The program that i recommend to any podcaster for recording, no matter how experienced they are is Audacity. Its free and rarely ever fails. However as with anything free there is some trade off, the trade off here is in the niceities of features, specifically the lack of a built in recovery tool. However despite any problems i have ever had with the tool the benefits of being a full featured audio editor have never been overshadowed by the occasional crashes. I have crafted this article to hopefully help you along recovering from a crash.

To Minimize crashes:

Just as a small aside, try to run audacity on a second machine as a record only workstation, the less going on on the machine the better. The more programs running at any one time increase the likelihood of memory allocation errors.

So your program crashed huh

This should not be a problem. Simply check out the Audacity wiki and you find a bevy of friendly choices for how to recover your files. I am partial to the Audacity Recovery tool. You can get this for PC, Intel Mac and PPC Mac.

First thing you are going to want to do is find the temporary folder where audacity saves the horde of .au files. Re-Open Audacity and pay special attention to the message that comes up which say it found temporary files, would you like to delete.


This keeps the previous session’s data intact. On a Mac open the Preferences under the Audacity menu, on a PC the preferences are located under the Edit menu. Click on the directories tab. The directory displayed here is where your files have been saved. For the time being we need to separate out into Mac Vs PC.

On a PC:

If you are on a PC copy the directory listing and paste it into windows explorer to get there. Move the files to a new directory to keep them from getting overwritten. Make a directory named backup on your desktop and copy the files here.

On a Mac:

The temp directory is hidden from the finder, you can’t click through to get there without some special programs. Lets take a different route to save your files. First off creat a directory on your desktop called Backup. Then open the terminal window, If you have never used this don’t worry very simple commands here. Terminal is located in your Utilities folder under Applications. You should see an all Text screen come up. Copy the path of the directory out of the Audacity Preferences> Directories menu. it should look something like this /tmp/audacity1.2-pzul but it will probably have your user name at the end rather than mine.

In the Terminal window begin to type this string sudo mv /tmp/audacity1.2-pzul/* after you have that typed out without hitting enter click on the backup directory you created on the desktop and drag it onto the terminal window this will drop the path for the directory into the terminal the final command should look something like this sudo mv /tmp/audacity1.2-pzul/* /Users/pzul/Desktop/backup hit enter. You might get asked for your password, this is a security precaution. After the command completes you have now moved the contents of the Temp folder onto your desktop where you can use them. You can close terminal and head on to the next step where we rejoin the PC users.

Onward to recovery:

After you have the Audacity Recovery tool installed, run the program it will ask you for the directory of the .au files, point the program to the location of the backup you made on your desktop. If everything is good you should wait a couple minutes and have a usable WAV at the end of it. If you were recording in stereo you will get two separate files. If you had a detailed recording sessions with multiple track and splices up you might end up with a great number of files you will have to sort through.

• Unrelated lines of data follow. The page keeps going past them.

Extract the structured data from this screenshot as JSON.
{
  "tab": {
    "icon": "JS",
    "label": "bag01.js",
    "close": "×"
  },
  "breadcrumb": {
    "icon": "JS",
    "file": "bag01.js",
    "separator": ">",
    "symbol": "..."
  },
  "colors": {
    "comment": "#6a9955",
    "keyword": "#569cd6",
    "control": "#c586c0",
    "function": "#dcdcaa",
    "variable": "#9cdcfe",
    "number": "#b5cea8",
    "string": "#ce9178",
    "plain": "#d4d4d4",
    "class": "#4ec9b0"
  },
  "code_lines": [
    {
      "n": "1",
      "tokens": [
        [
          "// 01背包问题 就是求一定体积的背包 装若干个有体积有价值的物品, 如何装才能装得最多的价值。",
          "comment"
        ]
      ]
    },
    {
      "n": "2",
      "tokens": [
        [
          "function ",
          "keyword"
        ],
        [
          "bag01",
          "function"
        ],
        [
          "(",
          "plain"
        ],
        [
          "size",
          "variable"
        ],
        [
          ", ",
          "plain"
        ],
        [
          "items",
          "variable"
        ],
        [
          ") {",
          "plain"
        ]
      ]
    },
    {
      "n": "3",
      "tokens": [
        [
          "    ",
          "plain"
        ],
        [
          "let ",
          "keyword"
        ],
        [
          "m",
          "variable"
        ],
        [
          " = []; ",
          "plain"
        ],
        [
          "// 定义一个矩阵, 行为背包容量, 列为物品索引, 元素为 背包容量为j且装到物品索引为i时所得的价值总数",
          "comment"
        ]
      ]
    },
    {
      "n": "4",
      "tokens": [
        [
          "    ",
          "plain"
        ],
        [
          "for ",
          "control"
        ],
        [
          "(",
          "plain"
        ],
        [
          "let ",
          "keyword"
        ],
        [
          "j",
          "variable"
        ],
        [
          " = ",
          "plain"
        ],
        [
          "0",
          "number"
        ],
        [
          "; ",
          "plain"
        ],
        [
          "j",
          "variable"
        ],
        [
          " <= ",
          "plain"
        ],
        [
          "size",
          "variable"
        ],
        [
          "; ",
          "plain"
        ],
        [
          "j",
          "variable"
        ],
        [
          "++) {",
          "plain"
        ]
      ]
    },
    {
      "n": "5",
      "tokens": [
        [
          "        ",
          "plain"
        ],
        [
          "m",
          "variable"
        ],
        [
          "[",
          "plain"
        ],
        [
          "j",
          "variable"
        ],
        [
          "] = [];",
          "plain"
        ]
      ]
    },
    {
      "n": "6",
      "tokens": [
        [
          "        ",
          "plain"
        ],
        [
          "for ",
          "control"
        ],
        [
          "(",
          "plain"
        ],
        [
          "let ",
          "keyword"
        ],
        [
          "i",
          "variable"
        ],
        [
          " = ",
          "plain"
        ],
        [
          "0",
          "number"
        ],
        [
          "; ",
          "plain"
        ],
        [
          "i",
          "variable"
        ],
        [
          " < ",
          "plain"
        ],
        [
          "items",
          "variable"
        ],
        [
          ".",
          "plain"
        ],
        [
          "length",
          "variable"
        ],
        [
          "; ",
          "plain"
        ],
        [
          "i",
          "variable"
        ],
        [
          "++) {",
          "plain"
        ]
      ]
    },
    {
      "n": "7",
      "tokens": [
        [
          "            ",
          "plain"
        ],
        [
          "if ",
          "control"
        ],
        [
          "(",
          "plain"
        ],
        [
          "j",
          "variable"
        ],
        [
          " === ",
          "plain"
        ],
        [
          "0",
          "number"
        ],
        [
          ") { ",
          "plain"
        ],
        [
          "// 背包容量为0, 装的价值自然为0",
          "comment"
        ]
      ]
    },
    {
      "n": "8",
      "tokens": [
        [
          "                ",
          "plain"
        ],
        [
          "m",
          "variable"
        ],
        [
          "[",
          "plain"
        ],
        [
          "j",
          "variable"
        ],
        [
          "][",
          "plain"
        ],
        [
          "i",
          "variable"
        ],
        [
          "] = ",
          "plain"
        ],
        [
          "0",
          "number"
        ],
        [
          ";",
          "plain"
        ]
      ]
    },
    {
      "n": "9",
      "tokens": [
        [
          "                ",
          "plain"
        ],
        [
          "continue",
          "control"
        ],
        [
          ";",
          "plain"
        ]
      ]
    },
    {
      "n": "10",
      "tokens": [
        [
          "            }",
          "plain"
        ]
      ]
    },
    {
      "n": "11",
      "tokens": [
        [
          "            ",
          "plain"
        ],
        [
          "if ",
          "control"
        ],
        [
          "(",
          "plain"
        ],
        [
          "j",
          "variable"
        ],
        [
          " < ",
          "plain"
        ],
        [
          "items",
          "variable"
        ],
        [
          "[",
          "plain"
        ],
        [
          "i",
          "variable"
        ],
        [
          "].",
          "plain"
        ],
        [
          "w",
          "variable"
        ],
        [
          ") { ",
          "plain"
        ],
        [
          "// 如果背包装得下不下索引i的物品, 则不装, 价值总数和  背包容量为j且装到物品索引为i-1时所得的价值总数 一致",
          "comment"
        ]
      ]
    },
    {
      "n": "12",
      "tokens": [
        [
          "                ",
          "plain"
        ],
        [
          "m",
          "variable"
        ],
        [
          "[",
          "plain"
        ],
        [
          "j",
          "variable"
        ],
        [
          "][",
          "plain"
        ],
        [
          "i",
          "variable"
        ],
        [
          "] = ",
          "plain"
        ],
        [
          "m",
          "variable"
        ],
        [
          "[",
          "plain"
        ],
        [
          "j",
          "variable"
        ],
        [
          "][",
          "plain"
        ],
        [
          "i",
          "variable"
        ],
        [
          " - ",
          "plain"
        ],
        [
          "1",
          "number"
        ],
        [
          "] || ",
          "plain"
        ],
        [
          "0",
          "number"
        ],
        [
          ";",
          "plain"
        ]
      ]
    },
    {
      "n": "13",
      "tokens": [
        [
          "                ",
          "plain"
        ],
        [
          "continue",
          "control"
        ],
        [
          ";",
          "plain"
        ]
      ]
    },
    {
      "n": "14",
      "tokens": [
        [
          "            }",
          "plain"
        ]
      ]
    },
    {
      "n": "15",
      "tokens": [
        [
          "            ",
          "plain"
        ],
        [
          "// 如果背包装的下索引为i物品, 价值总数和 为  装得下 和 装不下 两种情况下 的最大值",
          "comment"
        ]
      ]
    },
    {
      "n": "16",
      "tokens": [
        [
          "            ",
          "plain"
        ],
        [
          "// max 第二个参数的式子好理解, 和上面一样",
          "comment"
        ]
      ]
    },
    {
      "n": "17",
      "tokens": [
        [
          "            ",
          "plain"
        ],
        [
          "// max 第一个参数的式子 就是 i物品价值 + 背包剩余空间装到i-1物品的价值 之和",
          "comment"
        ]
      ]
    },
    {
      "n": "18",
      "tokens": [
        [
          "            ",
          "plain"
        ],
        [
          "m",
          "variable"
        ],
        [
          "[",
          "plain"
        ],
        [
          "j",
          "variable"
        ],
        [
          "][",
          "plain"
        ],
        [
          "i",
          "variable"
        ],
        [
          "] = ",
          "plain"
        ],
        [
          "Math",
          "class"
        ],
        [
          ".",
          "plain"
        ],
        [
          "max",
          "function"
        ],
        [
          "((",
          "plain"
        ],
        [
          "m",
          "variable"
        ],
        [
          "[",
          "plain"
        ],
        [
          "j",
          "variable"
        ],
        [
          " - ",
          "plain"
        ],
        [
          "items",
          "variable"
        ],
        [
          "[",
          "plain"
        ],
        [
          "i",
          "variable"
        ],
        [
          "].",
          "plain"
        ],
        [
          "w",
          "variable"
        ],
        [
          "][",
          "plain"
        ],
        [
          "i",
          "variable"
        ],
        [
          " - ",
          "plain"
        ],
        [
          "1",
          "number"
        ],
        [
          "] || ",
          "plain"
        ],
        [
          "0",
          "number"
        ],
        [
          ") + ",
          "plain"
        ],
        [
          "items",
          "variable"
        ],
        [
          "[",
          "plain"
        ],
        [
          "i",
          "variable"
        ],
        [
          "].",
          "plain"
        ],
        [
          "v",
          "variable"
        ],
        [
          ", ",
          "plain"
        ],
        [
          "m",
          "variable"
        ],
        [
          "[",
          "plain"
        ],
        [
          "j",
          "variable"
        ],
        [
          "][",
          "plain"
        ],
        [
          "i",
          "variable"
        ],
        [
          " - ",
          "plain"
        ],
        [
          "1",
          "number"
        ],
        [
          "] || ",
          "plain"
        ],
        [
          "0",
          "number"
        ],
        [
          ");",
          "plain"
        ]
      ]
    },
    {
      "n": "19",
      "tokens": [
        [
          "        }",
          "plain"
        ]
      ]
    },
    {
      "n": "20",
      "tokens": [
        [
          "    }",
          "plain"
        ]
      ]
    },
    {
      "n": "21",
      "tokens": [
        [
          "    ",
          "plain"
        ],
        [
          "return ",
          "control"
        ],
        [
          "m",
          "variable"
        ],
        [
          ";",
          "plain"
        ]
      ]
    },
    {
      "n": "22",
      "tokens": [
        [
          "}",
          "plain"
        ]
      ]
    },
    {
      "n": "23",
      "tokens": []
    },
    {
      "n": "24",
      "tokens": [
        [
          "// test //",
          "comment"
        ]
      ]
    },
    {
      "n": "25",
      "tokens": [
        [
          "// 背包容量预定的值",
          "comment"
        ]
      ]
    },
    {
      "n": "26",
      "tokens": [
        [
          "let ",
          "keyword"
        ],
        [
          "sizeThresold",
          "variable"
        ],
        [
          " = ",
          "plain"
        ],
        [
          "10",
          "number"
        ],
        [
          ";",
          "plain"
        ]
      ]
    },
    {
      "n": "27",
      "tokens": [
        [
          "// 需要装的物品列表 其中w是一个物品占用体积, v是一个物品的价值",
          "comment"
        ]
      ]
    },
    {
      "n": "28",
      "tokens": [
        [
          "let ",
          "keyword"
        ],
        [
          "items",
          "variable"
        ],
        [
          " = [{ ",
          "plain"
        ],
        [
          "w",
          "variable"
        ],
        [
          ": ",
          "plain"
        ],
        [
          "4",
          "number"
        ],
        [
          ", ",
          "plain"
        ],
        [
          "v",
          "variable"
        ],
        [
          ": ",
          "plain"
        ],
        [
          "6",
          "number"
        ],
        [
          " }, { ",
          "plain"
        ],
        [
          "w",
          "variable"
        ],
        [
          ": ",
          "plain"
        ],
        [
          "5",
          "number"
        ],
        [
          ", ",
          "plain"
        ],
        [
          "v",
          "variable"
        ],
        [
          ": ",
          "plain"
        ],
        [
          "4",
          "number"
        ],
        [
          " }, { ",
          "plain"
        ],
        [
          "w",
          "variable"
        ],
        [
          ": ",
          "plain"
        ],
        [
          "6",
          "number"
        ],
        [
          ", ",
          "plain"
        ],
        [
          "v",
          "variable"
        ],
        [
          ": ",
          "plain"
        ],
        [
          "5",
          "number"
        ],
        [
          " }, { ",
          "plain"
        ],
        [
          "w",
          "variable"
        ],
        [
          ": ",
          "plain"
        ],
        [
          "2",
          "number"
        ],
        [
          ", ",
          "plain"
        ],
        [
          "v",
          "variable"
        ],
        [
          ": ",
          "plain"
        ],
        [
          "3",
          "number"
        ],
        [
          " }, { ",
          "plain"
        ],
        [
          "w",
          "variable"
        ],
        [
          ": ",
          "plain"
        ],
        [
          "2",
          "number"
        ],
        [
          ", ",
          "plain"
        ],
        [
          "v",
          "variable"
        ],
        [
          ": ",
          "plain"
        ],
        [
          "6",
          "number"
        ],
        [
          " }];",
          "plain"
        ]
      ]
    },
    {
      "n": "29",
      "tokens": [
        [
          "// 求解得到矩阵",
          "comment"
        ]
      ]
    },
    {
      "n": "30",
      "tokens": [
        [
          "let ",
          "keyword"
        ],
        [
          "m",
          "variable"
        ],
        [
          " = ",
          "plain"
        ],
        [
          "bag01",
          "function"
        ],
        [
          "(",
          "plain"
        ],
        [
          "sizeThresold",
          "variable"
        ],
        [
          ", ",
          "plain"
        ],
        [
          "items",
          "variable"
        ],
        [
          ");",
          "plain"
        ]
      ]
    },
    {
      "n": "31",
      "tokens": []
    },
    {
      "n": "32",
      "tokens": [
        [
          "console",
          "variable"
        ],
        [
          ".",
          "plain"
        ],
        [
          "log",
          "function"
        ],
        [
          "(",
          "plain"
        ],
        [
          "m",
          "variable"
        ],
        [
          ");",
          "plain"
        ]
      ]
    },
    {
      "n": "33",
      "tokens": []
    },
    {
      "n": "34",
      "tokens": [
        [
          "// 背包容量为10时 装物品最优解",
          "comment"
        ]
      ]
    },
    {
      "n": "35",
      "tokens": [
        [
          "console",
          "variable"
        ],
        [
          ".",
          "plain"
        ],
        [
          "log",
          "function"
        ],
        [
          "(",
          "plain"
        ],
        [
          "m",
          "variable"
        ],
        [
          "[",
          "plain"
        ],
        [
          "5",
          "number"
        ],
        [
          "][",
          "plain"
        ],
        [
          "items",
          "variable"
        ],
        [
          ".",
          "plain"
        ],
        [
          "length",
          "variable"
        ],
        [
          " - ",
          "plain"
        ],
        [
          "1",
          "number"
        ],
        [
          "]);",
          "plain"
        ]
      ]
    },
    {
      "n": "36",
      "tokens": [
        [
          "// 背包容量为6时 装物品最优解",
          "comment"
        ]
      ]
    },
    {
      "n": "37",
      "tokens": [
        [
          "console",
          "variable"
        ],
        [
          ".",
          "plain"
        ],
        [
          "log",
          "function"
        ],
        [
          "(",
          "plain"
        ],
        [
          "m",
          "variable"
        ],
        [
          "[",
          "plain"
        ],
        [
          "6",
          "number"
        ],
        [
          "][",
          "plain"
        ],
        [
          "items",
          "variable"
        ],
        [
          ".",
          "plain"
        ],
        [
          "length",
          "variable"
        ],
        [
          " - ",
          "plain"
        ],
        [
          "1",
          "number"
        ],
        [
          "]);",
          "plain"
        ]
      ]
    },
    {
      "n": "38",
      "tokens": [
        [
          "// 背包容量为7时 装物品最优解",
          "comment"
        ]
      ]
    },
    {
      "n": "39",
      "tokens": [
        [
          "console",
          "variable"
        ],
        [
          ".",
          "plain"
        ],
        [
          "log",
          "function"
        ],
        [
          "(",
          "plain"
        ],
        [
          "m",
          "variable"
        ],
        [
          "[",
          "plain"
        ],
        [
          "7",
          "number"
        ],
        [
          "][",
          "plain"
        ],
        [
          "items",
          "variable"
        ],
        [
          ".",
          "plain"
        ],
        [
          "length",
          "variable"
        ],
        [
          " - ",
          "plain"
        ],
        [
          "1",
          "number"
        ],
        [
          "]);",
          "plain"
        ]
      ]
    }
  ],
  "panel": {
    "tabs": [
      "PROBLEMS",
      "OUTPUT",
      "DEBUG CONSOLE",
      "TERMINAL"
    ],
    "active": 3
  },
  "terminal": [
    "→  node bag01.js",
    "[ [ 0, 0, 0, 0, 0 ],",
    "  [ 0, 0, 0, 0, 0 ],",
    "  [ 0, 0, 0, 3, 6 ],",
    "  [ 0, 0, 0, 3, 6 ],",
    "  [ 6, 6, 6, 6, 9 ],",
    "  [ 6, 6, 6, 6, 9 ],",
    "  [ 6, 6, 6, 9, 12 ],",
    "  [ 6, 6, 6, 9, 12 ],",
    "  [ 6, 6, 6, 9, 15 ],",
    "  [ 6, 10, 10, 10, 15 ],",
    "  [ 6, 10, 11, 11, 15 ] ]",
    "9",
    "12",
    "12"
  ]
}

You can then re import the WAV into Audacity and continue recording or editing as you see fit at that point. Remember if you are working on a complex editing project save early and often. My problem is that I record my show in one shot, straight through so if the program crashes i could theoretically loose 45 minutes of data.

Chipmunk Effect and How to Fix:

Last night I was recovering a session and the resulting WAV file was half as long as it should have been. The recovery tool makes the assumption that you are recording at 44100Khz, so since i usually record at 22050Khz my 32 minutes of audio played chipmunk fast at 16 minutes flat. This was a problem i pulled my hair out for over an hour. Audacity to the rescue again. Under the effects menu their is an option for Change Speed. I tried to preview this to no avail, it would not let me see what would happen. I was hesitant to play around with this setting and risk another crash, but after an hour of looking for a fix for the bitrate i decided to try and drop the speed by 50%, it worked like a charm. My 16 minutes of chipmunk like audio streched back out into the buttery tones you have come to know and love.

Chipmunk effect on Online web players:

This is just a note as some of the flash based audio players available online sometimes play audio at a chipmunk sounding clip. This is because most flash players assume that your audio was recorded at a multiple of 11025 Khz, if its not then it won’t play right. It has nothing to do with the Audacity recovery process, but i wanted to put the information out there anyway.

More Tips

One tip I’ll give you right off the bat, don’t move the files to a different type of machine. I had the Audacity Recovery Tool installed on my PC, I was recording on my Powerbook, audacity crashed. So I moved the files over, to no avail, the recovery tool crashed. Tried my Intel Mac, which also had the recovery tool installed. No Dice. Finally i gave in downloaded the tool for the PowerPC and it worked fine.

Hopefully this little guide has helped someone figure out how to resurrect their work and continue using this awesome free program.